=== Section Start ===

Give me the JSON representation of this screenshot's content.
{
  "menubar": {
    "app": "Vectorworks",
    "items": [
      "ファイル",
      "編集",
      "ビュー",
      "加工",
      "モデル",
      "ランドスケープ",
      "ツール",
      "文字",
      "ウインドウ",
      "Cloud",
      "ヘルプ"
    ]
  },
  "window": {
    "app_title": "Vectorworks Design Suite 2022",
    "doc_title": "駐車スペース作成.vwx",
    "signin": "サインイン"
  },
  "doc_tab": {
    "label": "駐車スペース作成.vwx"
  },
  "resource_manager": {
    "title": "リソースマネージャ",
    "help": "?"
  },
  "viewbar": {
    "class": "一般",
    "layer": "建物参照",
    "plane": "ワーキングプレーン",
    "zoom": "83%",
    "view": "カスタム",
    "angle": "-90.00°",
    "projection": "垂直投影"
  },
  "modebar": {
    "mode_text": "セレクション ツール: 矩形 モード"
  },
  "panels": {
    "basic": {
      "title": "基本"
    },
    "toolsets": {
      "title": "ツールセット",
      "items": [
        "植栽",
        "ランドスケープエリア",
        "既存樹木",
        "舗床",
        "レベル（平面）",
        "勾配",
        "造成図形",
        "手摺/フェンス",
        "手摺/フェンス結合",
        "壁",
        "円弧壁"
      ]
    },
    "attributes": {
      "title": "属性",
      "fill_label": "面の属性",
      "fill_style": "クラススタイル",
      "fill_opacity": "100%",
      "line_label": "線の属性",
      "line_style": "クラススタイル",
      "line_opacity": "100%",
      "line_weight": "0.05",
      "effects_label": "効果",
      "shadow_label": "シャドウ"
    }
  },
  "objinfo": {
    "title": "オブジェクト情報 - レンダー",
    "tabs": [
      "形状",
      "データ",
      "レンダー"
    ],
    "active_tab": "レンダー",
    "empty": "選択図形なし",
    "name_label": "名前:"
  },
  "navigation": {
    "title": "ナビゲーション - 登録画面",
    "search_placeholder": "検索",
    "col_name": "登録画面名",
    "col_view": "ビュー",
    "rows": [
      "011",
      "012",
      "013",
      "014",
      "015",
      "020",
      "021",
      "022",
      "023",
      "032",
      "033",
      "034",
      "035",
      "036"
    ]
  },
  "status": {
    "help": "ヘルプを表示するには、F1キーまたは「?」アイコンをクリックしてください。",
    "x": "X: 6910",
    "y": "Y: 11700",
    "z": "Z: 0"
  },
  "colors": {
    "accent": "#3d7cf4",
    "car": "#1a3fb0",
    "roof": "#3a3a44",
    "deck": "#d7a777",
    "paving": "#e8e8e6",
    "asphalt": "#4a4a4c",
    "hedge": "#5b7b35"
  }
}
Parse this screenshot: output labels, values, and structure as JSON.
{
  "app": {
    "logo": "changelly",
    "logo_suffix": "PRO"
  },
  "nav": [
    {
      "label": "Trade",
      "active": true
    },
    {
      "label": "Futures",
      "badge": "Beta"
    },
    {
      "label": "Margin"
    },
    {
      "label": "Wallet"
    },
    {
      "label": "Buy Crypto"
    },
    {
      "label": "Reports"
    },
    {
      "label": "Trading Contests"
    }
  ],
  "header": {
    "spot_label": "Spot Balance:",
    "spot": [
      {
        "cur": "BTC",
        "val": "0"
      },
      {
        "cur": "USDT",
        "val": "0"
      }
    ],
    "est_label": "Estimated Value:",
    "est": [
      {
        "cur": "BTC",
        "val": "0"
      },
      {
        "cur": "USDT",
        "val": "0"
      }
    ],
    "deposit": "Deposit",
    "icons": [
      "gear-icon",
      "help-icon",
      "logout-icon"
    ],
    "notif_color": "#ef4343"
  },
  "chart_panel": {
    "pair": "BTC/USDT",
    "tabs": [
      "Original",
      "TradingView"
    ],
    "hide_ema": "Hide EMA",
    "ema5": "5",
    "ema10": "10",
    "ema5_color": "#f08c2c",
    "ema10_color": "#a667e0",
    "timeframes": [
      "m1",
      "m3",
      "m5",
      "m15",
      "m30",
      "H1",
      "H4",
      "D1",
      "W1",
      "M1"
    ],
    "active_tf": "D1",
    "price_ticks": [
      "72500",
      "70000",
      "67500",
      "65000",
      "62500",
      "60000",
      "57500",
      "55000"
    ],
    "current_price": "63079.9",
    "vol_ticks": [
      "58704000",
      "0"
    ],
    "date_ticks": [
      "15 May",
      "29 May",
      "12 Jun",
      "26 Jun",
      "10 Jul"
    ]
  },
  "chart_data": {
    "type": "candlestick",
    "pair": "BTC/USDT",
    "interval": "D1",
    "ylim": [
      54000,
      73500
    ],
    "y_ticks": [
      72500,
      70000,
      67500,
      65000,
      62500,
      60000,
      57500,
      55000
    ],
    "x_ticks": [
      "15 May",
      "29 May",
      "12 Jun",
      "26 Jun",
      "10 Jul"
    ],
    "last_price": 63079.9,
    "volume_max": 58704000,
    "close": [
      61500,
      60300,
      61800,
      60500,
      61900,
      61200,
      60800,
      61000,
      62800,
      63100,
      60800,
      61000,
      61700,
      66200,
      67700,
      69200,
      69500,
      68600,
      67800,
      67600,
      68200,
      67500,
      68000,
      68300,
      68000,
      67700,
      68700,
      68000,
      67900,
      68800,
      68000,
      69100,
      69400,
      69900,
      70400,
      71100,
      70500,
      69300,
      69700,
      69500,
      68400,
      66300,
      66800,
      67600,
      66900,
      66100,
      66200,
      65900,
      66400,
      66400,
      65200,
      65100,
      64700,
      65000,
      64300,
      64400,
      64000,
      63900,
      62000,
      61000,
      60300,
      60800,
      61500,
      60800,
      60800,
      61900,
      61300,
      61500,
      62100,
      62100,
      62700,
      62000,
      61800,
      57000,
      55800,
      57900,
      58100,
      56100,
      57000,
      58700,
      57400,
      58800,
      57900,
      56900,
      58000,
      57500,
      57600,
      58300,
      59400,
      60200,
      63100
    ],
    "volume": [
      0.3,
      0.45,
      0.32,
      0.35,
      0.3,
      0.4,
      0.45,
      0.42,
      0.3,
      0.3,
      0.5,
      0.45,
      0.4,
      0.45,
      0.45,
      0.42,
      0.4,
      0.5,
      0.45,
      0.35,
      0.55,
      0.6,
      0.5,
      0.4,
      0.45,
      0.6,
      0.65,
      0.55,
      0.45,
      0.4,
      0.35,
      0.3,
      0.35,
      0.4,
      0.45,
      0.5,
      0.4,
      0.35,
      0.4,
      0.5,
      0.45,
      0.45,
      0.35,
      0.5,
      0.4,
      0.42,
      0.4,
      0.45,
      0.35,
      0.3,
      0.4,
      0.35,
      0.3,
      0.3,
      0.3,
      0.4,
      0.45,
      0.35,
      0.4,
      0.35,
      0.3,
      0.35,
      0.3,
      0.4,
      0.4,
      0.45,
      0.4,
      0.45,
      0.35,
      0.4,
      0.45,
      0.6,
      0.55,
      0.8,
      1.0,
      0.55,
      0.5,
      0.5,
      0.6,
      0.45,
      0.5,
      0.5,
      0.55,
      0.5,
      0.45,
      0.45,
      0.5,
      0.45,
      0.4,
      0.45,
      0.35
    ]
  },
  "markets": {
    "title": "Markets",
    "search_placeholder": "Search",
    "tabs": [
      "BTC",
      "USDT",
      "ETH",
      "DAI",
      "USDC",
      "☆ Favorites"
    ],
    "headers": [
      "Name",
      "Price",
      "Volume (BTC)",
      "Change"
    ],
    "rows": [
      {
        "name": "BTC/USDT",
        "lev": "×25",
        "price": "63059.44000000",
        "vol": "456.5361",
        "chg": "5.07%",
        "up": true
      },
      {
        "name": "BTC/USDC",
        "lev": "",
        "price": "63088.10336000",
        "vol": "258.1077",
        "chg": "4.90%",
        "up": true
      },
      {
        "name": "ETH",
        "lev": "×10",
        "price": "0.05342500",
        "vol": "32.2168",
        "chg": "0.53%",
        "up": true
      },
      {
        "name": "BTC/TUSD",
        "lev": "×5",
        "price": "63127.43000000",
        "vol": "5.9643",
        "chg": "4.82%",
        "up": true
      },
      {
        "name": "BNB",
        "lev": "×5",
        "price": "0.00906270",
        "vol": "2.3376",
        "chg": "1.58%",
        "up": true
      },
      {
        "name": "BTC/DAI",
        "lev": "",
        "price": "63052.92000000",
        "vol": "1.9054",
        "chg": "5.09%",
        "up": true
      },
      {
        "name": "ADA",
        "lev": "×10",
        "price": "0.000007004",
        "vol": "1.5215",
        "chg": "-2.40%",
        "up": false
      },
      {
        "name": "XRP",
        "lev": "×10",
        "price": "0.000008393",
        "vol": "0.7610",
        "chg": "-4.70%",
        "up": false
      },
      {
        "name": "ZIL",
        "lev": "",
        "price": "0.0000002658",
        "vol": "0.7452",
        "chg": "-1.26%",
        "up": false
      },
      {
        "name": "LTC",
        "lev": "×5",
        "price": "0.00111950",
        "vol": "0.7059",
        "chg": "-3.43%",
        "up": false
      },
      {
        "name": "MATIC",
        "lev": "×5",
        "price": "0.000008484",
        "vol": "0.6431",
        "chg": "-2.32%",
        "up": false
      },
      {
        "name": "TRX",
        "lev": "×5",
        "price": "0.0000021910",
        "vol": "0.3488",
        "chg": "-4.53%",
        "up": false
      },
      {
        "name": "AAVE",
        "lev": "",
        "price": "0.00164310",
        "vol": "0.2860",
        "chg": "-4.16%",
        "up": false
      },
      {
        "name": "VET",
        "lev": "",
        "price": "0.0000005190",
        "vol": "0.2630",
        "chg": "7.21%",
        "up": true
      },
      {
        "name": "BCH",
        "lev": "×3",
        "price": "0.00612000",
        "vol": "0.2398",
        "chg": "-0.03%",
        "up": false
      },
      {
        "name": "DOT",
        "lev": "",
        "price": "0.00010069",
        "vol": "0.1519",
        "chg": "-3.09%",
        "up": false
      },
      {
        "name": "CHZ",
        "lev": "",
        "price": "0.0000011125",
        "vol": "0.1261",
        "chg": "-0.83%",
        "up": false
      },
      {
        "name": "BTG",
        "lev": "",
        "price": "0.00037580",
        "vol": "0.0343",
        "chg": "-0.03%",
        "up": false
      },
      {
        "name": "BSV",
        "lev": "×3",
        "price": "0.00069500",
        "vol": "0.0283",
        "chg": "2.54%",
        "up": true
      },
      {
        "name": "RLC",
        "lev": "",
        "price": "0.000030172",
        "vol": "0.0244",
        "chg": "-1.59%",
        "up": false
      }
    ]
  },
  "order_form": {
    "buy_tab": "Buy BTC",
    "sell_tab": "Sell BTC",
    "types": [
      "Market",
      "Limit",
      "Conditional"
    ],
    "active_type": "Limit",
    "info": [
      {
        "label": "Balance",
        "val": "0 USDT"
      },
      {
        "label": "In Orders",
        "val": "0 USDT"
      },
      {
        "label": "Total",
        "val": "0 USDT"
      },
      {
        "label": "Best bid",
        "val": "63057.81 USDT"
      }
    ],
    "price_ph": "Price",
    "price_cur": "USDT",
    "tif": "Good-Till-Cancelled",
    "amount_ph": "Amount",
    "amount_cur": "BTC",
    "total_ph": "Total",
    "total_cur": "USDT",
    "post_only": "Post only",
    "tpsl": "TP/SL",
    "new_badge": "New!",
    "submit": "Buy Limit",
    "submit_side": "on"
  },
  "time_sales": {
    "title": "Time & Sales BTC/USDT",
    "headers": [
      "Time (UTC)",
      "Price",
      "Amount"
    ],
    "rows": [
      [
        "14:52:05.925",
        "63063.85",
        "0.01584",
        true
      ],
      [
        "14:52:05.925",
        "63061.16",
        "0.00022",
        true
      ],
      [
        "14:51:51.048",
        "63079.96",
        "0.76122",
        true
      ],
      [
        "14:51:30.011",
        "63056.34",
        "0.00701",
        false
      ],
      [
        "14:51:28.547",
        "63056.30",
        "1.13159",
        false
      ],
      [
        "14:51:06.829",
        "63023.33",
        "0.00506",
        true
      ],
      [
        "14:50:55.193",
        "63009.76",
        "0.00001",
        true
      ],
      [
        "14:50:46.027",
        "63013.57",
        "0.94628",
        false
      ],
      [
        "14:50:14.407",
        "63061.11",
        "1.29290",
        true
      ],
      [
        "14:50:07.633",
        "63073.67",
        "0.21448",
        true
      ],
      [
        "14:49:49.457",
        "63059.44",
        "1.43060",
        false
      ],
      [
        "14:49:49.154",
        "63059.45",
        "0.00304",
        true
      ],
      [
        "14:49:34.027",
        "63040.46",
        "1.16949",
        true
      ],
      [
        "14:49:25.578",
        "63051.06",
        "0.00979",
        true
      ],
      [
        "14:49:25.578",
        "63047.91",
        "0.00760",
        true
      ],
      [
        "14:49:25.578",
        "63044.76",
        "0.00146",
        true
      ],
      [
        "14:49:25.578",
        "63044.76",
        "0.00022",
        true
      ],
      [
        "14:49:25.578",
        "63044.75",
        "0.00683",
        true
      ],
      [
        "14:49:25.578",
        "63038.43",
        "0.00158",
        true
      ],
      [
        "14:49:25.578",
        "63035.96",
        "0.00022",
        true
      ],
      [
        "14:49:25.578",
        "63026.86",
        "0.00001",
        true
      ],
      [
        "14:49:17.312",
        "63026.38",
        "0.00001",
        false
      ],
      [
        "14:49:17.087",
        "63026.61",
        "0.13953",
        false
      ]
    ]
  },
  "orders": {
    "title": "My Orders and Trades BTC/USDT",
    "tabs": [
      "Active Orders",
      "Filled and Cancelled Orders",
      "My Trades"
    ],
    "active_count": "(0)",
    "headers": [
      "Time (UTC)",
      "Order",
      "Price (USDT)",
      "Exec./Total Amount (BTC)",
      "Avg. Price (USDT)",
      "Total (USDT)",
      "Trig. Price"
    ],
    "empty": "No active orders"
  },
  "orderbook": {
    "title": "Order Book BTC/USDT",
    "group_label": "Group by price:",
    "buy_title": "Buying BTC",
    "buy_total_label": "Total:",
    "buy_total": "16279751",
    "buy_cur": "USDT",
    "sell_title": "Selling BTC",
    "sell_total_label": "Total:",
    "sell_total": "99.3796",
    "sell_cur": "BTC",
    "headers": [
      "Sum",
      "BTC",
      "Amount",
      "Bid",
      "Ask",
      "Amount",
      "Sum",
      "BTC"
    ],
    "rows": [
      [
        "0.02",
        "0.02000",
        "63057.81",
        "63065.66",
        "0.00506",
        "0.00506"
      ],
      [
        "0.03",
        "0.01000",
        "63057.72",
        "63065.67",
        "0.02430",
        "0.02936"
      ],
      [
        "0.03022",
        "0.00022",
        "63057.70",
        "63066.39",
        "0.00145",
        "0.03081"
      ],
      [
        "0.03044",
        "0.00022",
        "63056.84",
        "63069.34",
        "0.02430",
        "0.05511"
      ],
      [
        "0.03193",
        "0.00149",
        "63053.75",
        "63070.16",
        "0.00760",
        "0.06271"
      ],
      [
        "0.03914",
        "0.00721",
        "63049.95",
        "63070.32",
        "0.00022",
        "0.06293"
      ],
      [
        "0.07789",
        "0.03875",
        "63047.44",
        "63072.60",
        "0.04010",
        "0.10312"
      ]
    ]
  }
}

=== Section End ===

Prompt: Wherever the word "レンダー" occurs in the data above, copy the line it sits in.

Answer to this task:
    "title": "オブジェクト情報 - レンダー",
      "レンダー"
    "active_tab": "レンダー",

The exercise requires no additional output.